I threw enough shells down the Beretta A400 Xtreme’s barrel to make my shoulder sore, and that is saying something. Why, you ask? Well, because of the Kick Off, of course. No, I’m not talking about a Green Bay Packers game, at least not yet. I’m talking about Beretta’s excellent recoil reduction technology. Beretta claims Kick Off will reduce felt recoil by up to 60 percent. I’d say that is pretty close to accurate, especially when the felt recoil on the A400 is compared to a pump gun while shooting the heavier loads. They achieve this with a special recoil pad and three hydraulic dampeners built into the stock. Now when I’m hunting and popping up out of my Hard Core Man Cave blind to drop some honkers or some mallards that are dropping into the stubble, I could care less about felt recoil. It’s afterwards when we’re sitting around drinking coffee, eating breakfast, and rehashing the morning’s hunt that I start noticing the pain in my shoulder. After putting over 250 shells through this gun in one day, I can say my shoulder doesn’t hate me, even if it was a little sore–I don’t think I could say the same if I had been using a different shotgun. I’m really looking forward to post-hunt breakfasts this season.
Now, another thing about me and shotguns. I’m not kind to them. If they were animals, I’m sure some bleeding-hearts group would come try to take them away. I ask a lot from my shotguns because I hunt in some pretty extreme weather. What can I say? I was a Hard Core waterfowl hunter before being a Hard Core waterfowl hunter was cool. So I am pretty pleased with Beretta’s Aqua technology. Basically, they make the gun pretty much rustproof, which is a good thing. My old trusty pump gun that I cut my waterfowling teeth on took a serious beating and I always had to wipe it down with oil to keep the rust demons at bay. Now, I’m not saying you shouldn’t keep the gun clean, but the A400 will take a lot and if you don’t always have the chance to wipe it down, Beretta has your back.

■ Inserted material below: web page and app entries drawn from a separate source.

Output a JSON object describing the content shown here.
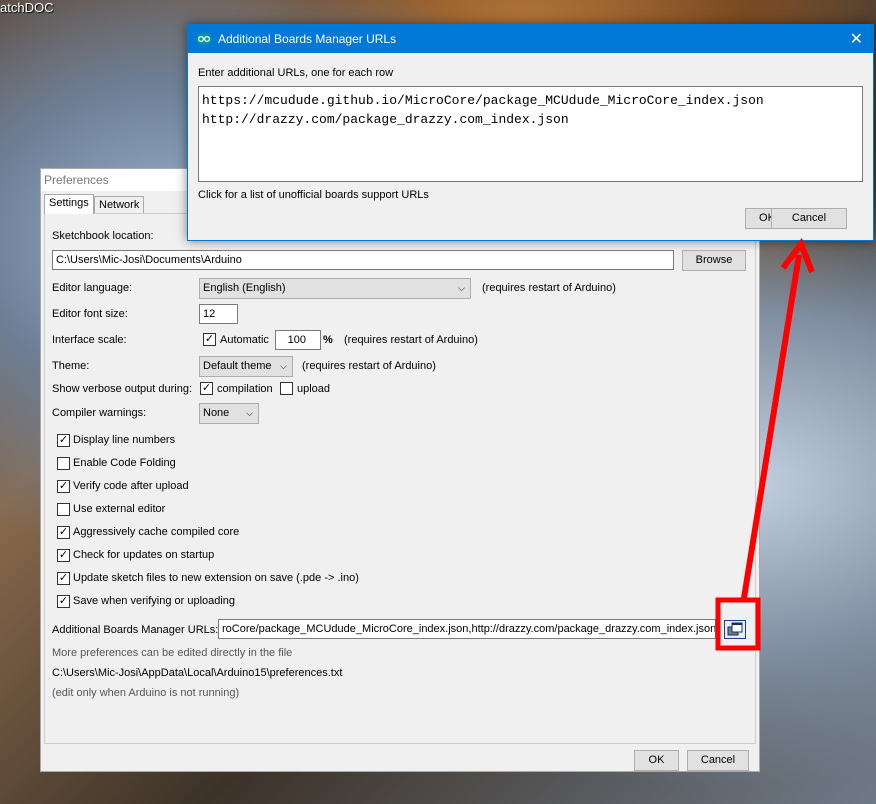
{
  "desktop": {
    "label": "atchDOC"
  },
  "prefs": {
    "title": "Preferences",
    "tabs": [
      "Settings",
      "Network"
    ],
    "sketchbook_label": "Sketchbook location:",
    "sketchbook_value": "C:\\Users\\Mic-Josi\\Documents\\Arduino",
    "browse": "Browse",
    "language_label": "Editor language:",
    "language_value": "English (English)",
    "restart_note": "(requires restart of Arduino)",
    "font_label": "Editor font size:",
    "font_value": "12",
    "scale_label": "Interface scale:",
    "scale_auto": "Automatic",
    "scale_value": "100",
    "scale_unit": "%",
    "theme_label": "Theme:",
    "theme_value": "Default theme",
    "verbose_label": "Show verbose output during:",
    "verbose_compilation": "compilation",
    "verbose_upload": "upload",
    "warnings_label": "Compiler warnings:",
    "warnings_value": "None",
    "checkboxes": [
      {
        "label": "Display line numbers",
        "checked": true
      },
      {
        "label": "Enable Code Folding",
        "checked": false
      },
      {
        "label": "Verify code after upload",
        "checked": true
      },
      {
        "label": "Use external editor",
        "checked": false
      },
      {
        "label": "Aggressively cache compiled core",
        "checked": true
      },
      {
        "label": "Check for updates on startup",
        "checked": true
      },
      {
        "label": "Update sketch files to new extension on save (.pde -> .ino)",
        "checked": true
      },
      {
        "label": "Save when verifying or uploading",
        "checked": true
      }
    ],
    "boards_label": "Additional Boards Manager URLs:",
    "boards_value": "roCore/package_MCUdude_MicroCore_index.json,http://drazzy.com/package_drazzy.com_index.json",
    "more_note": "More preferences can be edited directly in the file",
    "prefs_path": "C:\\Users\\Mic-Josi\\AppData\\Local\\Arduino15\\preferences.txt",
    "edit_note": "(edit only when Arduino is not running)",
    "ok": "OK",
    "cancel": "Cancel"
  },
  "dialog": {
    "title": "Additional Boards Manager URLs",
    "instruction": "Enter additional URLs, one for each row",
    "urls": "https://mcudude.github.io/MicroCore/package_MCUdude_MicroCore_index.json\nhttp://drazzy.com/package_drazzy.com_index.json",
    "link": "Click for a list of unofficial boards support URLs",
    "ok": "OK",
    "cancel": "Cancel"
  },
  "colors": {
    "accent": "#0078d7",
    "annotation": "#ff0000"
  }
}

If I have to pick one thing I don’t like about the Beretta A400 Xtreme, it’s the price. At a suggested $1,895, it’s not a cheap gun. Of course, it may just be the last shotgun you need to buy, so in that respect, it might be worth it. Of course, I’m not about to tell my wife it would be the last shotgun I’d ever need. That’d be just dumb on my part.
Shooting the Xtreme is pretty sweet. It fits very well, thanks to the included fit shims. Beretta is very conscious about guns fitting well and they provide the tools to help you get the right fit. My gun fits me very well and that has a lot to do with why I’m busting clay after clay. The trigger guard is wide enough for gloves, which will be key come late season. The recoil reduction stuff helps get me back on target after the first shot, which is important when I’m thumping 3-1/2-inch magnum goose loads. The hair on my arms is bristling just thinking about it. Those honkers better be careful this season, lest they wind up in my Camp Chef Smoke Vault. Life is good, my friends, stay Hard Core. It’s Not Easy!